Carnosic acid is a natural benzenediol abietane diterpene found in rosemary (Rosmarinus officinalis) and common sage (Salvia officinalis).[1] Dried leaves of rosemary and sage contain 1.5 to 2.5% carnosic acid.

Carnosic acid and carnosol, a derivative of the acid, are used as antioxidant preservatives in food and nonfood products, where they're labelled as "extracts of rosemary" (E392).[2]

References[edit]
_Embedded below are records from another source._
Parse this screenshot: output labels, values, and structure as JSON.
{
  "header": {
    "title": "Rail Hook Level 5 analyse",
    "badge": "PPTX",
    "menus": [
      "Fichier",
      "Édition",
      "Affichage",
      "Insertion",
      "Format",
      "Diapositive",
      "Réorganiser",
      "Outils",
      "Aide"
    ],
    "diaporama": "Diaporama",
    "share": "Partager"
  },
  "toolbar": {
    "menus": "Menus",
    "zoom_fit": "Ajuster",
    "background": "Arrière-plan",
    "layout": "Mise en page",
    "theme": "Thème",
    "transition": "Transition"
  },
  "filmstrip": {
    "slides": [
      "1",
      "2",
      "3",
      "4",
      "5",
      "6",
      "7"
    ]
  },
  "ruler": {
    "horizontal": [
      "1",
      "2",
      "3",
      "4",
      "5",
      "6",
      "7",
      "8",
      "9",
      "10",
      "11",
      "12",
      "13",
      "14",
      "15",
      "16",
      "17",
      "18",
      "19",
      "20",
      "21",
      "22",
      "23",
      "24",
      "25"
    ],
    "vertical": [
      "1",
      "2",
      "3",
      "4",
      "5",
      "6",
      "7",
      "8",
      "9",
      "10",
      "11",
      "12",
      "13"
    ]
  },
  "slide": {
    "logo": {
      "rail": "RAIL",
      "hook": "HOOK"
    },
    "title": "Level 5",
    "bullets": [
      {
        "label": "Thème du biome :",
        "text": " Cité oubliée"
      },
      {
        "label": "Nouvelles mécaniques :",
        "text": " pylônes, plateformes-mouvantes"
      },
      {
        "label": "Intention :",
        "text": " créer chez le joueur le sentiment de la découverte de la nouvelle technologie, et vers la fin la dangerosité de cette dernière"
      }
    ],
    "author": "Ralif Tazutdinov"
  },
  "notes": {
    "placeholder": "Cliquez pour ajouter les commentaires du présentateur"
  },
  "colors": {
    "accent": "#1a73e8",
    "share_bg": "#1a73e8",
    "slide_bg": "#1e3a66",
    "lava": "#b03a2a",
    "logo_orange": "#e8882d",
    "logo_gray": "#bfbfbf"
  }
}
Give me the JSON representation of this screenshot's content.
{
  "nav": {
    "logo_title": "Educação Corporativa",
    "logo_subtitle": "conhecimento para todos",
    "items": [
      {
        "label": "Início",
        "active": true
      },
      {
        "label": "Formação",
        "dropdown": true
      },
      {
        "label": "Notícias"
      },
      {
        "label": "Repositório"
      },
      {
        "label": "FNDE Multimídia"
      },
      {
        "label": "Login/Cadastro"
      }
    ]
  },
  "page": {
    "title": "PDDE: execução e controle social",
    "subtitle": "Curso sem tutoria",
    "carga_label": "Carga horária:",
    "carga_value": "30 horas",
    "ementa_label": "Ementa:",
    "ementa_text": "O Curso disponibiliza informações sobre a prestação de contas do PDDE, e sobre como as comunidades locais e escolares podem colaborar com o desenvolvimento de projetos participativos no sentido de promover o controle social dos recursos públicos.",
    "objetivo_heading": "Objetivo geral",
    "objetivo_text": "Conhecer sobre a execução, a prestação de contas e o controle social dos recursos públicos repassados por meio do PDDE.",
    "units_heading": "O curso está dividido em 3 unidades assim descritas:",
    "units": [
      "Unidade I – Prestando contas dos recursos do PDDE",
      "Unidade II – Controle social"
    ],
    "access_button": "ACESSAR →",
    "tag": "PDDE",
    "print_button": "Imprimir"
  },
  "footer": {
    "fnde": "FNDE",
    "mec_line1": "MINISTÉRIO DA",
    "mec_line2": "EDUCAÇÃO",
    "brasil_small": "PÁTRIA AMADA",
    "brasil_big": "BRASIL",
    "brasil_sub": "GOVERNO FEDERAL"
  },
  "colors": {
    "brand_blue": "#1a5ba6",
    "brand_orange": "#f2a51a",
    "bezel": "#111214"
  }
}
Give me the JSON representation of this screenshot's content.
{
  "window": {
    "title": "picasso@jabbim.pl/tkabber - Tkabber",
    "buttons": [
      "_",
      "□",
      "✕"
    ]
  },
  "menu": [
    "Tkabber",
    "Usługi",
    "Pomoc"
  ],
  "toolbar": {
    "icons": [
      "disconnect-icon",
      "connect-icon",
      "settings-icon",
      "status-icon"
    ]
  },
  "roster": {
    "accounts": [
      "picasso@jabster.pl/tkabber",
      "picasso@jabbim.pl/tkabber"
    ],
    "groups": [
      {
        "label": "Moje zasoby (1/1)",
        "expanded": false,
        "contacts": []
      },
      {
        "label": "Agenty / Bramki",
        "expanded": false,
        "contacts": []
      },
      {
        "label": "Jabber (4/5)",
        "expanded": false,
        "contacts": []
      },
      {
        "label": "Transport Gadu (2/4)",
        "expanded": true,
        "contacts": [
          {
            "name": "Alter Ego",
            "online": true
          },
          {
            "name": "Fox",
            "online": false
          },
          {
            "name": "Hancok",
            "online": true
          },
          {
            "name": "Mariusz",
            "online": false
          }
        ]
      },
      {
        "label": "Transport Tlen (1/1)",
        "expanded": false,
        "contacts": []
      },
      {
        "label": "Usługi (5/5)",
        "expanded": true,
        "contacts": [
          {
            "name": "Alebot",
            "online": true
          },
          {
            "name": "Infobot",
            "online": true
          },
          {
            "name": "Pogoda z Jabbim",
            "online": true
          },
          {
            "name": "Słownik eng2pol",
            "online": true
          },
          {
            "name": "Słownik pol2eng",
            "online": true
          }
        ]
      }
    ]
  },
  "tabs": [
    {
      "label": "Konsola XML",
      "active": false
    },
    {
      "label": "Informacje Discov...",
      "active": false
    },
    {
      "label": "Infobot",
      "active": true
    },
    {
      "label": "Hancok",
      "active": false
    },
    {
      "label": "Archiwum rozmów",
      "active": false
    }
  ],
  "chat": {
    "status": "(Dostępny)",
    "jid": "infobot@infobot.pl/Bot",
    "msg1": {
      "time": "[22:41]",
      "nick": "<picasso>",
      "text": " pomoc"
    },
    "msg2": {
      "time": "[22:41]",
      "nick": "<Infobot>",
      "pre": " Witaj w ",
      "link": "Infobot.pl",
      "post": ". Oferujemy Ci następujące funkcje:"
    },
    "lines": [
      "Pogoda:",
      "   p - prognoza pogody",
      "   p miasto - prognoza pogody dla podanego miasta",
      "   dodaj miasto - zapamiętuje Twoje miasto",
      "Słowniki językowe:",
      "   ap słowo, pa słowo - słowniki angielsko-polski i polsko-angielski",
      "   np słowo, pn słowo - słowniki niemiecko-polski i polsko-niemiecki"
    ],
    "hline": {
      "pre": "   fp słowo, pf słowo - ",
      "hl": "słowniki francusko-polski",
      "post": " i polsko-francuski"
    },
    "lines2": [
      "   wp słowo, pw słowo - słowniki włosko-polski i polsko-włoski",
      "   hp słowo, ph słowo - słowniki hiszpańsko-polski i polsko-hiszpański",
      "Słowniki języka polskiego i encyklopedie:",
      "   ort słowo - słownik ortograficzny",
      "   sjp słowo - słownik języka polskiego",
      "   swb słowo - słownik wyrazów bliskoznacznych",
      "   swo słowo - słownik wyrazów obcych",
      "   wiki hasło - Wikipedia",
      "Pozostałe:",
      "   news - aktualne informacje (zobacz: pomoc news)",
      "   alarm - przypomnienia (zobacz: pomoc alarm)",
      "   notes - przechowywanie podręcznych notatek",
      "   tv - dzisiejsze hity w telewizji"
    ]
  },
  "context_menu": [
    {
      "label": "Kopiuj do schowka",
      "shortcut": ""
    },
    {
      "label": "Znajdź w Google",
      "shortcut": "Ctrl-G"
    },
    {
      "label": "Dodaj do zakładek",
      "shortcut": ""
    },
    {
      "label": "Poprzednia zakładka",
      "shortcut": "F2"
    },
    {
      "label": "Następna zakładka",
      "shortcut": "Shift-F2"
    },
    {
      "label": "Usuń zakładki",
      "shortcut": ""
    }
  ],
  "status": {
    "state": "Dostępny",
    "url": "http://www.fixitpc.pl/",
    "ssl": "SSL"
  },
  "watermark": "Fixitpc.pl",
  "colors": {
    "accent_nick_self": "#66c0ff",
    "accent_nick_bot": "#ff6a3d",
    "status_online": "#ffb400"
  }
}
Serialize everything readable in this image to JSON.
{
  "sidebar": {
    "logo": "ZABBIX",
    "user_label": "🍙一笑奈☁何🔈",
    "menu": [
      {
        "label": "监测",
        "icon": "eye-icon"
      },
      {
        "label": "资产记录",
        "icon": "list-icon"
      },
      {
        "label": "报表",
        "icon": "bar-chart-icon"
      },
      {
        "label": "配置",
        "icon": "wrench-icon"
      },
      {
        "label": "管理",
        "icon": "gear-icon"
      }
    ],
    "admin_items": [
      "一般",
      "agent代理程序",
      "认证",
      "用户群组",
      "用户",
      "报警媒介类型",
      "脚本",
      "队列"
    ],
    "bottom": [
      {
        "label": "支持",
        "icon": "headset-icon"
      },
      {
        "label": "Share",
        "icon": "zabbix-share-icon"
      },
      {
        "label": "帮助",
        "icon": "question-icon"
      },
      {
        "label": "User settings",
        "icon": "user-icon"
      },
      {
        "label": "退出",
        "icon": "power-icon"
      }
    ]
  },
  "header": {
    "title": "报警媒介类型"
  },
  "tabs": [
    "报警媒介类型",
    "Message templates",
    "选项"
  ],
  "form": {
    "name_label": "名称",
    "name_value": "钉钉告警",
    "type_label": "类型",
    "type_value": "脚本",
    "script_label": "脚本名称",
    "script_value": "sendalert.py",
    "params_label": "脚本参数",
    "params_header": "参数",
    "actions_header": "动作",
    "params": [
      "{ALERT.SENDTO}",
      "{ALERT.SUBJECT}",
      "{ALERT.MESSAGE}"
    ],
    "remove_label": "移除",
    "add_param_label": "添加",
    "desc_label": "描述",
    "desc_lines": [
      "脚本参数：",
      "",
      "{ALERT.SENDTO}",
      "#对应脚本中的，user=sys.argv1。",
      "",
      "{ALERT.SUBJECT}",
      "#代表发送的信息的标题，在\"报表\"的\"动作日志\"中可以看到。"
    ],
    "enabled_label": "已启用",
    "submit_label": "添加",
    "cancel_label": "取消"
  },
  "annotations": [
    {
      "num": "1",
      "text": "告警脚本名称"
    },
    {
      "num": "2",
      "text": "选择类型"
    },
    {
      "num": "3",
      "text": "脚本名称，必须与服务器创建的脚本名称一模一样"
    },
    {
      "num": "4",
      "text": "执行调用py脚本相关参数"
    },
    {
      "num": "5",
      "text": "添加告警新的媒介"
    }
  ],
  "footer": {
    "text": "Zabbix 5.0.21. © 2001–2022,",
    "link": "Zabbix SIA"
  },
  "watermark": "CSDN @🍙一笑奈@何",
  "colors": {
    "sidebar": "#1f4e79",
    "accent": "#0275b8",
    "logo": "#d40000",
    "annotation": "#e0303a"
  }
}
  1. ^ Schwarz, Karin; Ternes, Waldemar (1992). "Antioxidative constituents of Rosmarinus officinalis and Salvia officinalis". Zeitschrift für Lebensmittel-Untersuchung und -Forschung. 195 (2): 99–103. doi:10.1007/BF01201766. PMID 1529648.
  2. ^ Birtić, Simona; Dussort, Pierre; Pierre, François-Xavier; Bily, Antoine C.; Roller, Marc (2015-07-01). "Carnosic acid". Phytochemistry. 115: 9–19. doi:10.1016/j.phytochem.2014.12.026. ISSN 0031-9422. PMID 25639596.